Repeat the records. Keep every word and mark exactly as it is.

(Stored entries)
↓↓↓

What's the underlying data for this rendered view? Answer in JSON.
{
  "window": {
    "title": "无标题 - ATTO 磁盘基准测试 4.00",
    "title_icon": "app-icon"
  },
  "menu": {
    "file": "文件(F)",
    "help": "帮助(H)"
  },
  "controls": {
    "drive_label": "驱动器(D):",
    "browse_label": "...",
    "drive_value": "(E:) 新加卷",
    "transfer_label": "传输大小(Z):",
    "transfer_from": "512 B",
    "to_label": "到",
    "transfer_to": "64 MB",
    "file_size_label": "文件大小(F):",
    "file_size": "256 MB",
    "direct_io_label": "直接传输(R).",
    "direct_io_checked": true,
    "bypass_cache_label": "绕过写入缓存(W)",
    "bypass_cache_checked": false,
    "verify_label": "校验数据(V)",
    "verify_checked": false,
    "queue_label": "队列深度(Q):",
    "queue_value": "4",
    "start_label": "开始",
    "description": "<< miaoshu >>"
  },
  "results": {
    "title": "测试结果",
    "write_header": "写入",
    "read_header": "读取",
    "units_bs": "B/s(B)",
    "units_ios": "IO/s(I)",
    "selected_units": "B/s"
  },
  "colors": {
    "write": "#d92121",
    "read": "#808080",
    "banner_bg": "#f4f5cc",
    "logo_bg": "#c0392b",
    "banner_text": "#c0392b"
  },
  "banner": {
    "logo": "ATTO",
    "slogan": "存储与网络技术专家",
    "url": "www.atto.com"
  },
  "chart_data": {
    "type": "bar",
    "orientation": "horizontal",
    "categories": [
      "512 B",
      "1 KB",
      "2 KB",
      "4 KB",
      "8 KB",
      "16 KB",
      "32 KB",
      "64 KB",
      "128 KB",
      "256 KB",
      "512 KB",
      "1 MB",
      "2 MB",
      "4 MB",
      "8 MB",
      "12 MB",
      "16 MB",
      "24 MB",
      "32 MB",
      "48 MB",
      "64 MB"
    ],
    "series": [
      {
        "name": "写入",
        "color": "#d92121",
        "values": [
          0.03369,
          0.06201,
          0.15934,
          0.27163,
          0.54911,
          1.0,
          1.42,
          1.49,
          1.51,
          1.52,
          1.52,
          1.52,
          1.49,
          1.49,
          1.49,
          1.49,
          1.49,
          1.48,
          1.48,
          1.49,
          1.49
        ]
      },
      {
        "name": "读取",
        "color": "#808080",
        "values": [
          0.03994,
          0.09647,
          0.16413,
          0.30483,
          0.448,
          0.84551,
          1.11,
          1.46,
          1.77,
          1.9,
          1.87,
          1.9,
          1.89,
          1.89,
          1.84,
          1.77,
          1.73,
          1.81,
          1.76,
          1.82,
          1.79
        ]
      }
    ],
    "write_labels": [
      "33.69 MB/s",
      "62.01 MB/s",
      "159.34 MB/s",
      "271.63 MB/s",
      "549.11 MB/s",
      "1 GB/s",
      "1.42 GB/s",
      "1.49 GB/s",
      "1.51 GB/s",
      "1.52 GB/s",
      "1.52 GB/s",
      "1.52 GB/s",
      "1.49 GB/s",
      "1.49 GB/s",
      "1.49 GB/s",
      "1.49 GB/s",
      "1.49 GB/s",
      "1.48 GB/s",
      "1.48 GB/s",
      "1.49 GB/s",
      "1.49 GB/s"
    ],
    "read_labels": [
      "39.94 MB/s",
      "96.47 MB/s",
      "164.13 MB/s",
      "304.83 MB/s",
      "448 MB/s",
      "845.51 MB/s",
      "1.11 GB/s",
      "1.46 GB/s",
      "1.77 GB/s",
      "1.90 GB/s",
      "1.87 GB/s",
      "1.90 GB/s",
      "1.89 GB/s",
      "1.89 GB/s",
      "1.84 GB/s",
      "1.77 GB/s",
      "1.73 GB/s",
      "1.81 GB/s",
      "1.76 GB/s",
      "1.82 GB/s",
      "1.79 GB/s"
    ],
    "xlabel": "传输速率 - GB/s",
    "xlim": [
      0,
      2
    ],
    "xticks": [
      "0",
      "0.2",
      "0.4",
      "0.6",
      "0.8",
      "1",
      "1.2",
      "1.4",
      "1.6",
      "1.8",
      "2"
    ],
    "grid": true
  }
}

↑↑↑

> [ANSWER TO THIS TASK]:
What's the underlying data for this rendered view? Answer in JSON.
{
  "window": {
    "title": "无标题 - ATTO 磁盘基准测试 4.00",
    "title_icon": "app-icon"
  },
  "menu": {
    "file": "文件(F)",
    "help": "帮助(H)"
  },
  "controls": {
    "drive_label": "驱动器(D):",
    "browse_label": "...",
    "drive_value": "(E:) 新加卷",
    "transfer_label": "传输大小(Z):",
    "transfer_from": "512 B",
    "to_label": "到",
    "transfer_to": "64 MB",
    "file_size_label": "文件大小(F):",
    "file_size": "256 MB",
    "direct_io_label": "直接传输(R).",
    "direct_io_checked": true,
    "bypass_cache_label": "绕过写入缓存(W)",
    "bypass_cache_checked": false,
    "verify_label": "校验数据(V)",
    "verify_checked": false,
    "queue_label": "队列深度(Q):",
    "queue_value": "4",
    "start_label": "开始",
    "description": "<< miaoshu >>"
  },
  "results": {
    "title": "测试结果",
    "write_header": "写入",
    "read_header": "读取",
    "units_bs": "B/s(B)",
    "units_ios": "IO/s(I)",
    "selected_units": "B/s"
  },
  "colors": {
    "write": "#d92121",
    "read": "#808080",
    "banner_bg": "#f4f5cc",
    "logo_bg": "#c0392b",
    "banner_text": "#c0392b"
  },
  "banner": {
    "logo": "ATTO",
    "slogan": "存储与网络技术专家",
    "url": "www.atto.com"
  },
  "chart_data": {
    "type": "bar",
    "orientation": "horizontal",
    "categories": [
      "512 B",
      "1 KB",
      "2 KB",
      "4 KB",
      "8 KB",
      "16 KB",
      "32 KB",
      "64 KB",
      "128 KB",
      "256 KB",
      "512 KB",
      "1 MB",
      "2 MB",
      "4 MB",
      "8 MB",
      "12 MB",
      "16 MB",
      "24 MB",
      "32 MB",
      "48 MB",
      "64 MB"
    ],
    "series": [
      {
        "name": "写入",
        "color": "#d92121",
        "values": [
          0.03369,
          0.06201,
          0.15934,
          0.27163,
          0.54911,
          1.0,
          1.42,
          1.49,
          1.51,
          1.52,
          1.52,
          1.52,
          1.49,
          1.49,
          1.49,
          1.49,
          1.49,
          1.48,
          1.48,
          1.49,
          1.49
        ]
      },
      {
        "name": "读取",
        "color": "#808080",
        "values": [
          0.03994,
          0.09647,
          0.16413,
          0.30483,
          0.448,
          0.84551,
          1.11,
          1.46,
          1.77,
          1.9,
          1.87,
          1.9,
          1.89,
          1.89,
          1.84,
          1.77,
          1.73,
          1.81,
          1.76,
          1.82,
          1.79
        ]
      }
    ],
    "write_labels": [
      "33.69 MB/s",
      "62.01 MB/s",
      "159.34 MB/s",
      "271.63 MB/s",
      "549.11 MB/s",
      "1 GB/s",
      "1.42 GB/s",
      "1.49 GB/s",
      "1.51 GB/s",
      "1.52 GB/s",
      "1.52 GB/s",
      "1.52 GB/s",
      "1.49 GB/s",
      "1.49 GB/s",
      "1.49 GB/s",
      "1.49 GB/s",
      "1.49 GB/s",
      "1.48 GB/s",
      "1.48 GB/s",
      "1.49 GB/s",
      "1.49 GB/s"
    ],
    "read_labels": [
      "39.94 MB/s",
      "96.47 MB/s",
      "164.13 MB/s",
      "304.83 MB/s",
      "448 MB/s",
      "845.51 MB/s",
      "1.11 GB/s",
      "1.46 GB/s",
      "1.77 GB/s",
      "1.90 GB/s",
      "1.87 GB/s",
      "1.90 GB/s",
      "1.89 GB/s",
      "1.89 GB/s",
      "1.84 GB/s",
      "1.77 GB/s",
      "1.73 GB/s",
      "1.81 GB/s",
      "1.76 GB/s",
      "1.82 GB/s",
      "1.79 GB/s"
    ],
    "xlabel": "传输速率 - GB/s",
    "xlim": [
      0,
      2
    ],
    "xticks": [
      "0",
      "0.2",
      "0.4",
      "0.6",
      "0.8",
      "1",
      "1.2",
      "1.4",
      "1.6",
      "1.8",
      "2"
    ],
    "grid": true
  }
}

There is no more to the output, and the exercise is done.